WHAT YOU WILL DO:
Filter out every line below that lacks "badge", and copy the rest.

INFORMATION SUPPLIED:
┏━━

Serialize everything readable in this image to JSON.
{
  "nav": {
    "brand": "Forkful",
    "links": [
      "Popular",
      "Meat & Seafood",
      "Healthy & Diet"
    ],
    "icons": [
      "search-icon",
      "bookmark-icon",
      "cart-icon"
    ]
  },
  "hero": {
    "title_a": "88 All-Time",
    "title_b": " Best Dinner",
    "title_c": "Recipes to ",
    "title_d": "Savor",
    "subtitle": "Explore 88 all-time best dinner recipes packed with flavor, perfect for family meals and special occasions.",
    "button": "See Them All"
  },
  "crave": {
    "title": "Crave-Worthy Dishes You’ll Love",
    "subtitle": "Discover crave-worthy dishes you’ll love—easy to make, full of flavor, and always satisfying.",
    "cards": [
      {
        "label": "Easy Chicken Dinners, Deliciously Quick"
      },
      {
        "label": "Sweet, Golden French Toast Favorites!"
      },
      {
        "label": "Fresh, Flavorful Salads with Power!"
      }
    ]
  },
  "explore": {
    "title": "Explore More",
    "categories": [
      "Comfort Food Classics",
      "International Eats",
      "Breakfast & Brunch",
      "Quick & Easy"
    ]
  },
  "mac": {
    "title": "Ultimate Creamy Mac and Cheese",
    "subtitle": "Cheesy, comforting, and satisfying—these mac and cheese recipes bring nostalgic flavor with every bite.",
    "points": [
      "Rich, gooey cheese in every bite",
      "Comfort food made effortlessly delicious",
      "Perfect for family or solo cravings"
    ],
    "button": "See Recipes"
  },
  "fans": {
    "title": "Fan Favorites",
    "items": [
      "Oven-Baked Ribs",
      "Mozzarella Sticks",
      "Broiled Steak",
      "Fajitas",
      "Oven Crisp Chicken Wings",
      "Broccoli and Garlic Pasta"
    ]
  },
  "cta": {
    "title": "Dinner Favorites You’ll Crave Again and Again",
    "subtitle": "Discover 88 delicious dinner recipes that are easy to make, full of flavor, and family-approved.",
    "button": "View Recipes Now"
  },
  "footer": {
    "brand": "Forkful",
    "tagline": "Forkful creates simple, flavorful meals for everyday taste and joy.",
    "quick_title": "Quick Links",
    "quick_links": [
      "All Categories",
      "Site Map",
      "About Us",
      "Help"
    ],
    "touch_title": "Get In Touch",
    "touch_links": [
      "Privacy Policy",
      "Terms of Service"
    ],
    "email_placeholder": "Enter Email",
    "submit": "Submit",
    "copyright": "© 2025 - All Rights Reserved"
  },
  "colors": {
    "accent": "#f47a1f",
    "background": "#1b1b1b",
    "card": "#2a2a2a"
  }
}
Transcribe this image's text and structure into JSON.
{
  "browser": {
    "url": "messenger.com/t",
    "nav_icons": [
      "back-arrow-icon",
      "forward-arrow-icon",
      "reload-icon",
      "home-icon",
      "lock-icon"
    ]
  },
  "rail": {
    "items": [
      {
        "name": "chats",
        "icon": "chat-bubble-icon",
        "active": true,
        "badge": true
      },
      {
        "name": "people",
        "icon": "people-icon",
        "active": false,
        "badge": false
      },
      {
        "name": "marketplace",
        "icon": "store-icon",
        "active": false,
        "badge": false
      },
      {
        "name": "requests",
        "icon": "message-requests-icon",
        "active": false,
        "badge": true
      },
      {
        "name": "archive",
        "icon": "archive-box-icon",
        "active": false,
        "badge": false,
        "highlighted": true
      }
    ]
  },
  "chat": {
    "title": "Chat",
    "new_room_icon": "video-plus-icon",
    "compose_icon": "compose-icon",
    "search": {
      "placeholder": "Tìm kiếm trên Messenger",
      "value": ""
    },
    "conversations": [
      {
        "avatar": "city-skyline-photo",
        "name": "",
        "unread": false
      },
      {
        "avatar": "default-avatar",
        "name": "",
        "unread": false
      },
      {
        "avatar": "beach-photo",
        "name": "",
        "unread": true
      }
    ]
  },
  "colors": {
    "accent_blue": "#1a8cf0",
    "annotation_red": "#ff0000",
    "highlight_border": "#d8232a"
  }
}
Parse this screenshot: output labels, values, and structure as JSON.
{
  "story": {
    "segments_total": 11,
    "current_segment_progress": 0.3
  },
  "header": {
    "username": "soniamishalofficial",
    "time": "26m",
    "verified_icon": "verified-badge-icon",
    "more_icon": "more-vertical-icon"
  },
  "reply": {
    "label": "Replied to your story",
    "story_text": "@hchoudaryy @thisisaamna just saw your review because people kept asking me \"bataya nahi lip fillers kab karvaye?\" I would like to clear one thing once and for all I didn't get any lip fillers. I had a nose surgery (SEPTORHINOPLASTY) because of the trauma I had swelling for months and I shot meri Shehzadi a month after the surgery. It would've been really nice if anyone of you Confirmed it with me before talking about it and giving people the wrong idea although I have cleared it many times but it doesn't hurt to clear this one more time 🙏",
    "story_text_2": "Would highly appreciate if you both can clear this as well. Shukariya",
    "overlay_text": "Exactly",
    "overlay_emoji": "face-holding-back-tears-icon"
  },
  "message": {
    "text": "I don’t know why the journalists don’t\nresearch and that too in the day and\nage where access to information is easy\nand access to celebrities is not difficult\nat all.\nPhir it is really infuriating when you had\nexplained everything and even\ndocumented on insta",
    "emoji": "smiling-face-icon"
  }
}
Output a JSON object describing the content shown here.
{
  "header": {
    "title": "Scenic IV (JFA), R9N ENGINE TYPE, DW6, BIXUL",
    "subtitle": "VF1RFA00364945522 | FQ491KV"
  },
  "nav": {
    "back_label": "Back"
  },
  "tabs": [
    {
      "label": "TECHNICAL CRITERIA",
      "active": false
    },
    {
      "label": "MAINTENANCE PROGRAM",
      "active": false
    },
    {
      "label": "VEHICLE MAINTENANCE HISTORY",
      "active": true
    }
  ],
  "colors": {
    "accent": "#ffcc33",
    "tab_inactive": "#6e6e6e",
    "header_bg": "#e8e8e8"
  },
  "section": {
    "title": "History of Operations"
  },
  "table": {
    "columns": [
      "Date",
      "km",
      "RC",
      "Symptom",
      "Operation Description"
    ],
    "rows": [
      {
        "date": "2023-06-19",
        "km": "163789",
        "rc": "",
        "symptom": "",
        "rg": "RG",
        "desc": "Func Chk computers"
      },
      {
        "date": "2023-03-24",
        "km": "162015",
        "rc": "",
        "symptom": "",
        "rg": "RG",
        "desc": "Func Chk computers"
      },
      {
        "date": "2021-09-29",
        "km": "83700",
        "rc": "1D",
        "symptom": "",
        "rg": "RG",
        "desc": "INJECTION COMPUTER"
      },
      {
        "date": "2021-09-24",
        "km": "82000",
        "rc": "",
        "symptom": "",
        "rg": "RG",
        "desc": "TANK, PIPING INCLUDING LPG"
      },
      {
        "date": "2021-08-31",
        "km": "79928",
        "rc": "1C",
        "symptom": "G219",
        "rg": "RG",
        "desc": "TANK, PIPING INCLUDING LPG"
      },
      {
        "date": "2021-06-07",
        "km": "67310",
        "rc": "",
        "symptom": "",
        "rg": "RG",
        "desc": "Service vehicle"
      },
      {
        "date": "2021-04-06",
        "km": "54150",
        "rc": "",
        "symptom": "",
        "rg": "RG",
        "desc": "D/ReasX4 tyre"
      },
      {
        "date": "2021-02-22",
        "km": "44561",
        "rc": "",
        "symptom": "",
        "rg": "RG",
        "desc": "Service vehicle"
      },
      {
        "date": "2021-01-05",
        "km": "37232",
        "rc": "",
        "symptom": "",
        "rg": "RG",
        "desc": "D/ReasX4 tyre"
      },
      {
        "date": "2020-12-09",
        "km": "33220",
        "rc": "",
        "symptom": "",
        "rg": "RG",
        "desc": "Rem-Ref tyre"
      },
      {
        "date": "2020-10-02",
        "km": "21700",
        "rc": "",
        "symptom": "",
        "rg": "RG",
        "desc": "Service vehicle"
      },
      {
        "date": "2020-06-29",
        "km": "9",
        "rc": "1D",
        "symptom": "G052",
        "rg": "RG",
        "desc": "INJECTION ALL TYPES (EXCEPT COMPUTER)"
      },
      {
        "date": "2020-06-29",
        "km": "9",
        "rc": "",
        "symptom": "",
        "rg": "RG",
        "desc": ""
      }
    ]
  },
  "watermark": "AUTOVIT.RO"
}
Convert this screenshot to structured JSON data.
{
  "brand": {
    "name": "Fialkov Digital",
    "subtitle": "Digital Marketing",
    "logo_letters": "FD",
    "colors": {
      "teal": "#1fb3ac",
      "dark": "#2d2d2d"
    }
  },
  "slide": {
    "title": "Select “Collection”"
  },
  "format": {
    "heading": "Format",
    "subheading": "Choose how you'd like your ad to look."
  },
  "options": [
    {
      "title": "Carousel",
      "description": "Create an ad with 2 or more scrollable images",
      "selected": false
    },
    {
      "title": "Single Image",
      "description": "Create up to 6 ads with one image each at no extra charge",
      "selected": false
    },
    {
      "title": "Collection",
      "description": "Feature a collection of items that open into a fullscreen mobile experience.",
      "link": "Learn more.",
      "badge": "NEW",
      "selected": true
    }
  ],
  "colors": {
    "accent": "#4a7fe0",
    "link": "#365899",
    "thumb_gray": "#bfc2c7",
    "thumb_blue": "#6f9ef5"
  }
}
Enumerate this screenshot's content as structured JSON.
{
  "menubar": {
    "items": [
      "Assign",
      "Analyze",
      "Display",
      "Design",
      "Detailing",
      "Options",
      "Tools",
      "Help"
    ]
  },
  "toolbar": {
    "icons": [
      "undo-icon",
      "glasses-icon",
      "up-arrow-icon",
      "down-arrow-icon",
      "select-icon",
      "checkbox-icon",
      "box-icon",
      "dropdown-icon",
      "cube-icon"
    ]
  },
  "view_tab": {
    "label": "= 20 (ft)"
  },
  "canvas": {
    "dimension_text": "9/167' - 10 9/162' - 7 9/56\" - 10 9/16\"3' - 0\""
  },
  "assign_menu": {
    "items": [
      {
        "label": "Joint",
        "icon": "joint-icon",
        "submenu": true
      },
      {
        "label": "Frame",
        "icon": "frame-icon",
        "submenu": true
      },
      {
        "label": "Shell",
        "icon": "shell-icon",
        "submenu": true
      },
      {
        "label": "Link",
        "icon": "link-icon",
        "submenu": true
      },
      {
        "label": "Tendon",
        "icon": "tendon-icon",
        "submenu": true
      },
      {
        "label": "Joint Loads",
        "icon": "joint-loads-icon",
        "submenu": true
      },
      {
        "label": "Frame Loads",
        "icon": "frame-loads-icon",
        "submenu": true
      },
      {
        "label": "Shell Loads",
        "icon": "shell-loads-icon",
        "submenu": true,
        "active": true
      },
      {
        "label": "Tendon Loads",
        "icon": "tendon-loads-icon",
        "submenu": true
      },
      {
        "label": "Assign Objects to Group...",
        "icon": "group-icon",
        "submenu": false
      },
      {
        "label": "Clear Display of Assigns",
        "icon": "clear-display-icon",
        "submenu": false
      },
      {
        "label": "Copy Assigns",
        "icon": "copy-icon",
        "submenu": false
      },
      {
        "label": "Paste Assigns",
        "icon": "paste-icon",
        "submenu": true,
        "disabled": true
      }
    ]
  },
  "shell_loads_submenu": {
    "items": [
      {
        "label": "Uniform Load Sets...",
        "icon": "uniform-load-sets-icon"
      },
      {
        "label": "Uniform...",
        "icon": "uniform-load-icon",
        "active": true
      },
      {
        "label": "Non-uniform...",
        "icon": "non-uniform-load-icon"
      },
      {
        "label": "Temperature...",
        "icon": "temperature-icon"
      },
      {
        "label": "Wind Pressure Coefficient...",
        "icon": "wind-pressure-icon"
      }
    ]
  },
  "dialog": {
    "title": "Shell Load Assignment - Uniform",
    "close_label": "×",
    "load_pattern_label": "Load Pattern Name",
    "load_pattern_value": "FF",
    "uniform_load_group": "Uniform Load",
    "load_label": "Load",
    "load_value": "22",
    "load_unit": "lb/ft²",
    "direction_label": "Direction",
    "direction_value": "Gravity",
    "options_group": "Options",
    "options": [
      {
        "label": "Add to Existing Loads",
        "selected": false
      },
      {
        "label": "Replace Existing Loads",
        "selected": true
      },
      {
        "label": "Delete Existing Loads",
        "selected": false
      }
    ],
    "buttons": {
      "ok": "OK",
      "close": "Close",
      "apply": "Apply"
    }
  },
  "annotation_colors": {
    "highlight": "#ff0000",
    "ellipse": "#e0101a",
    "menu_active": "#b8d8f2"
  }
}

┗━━

THE COMPLETED TASK:
        "badge": true
        "badge": false
        "badge": false
        "badge": true
        "badge": false,
    "verified_icon": "verified-badge-icon",
      "badge": "NEW",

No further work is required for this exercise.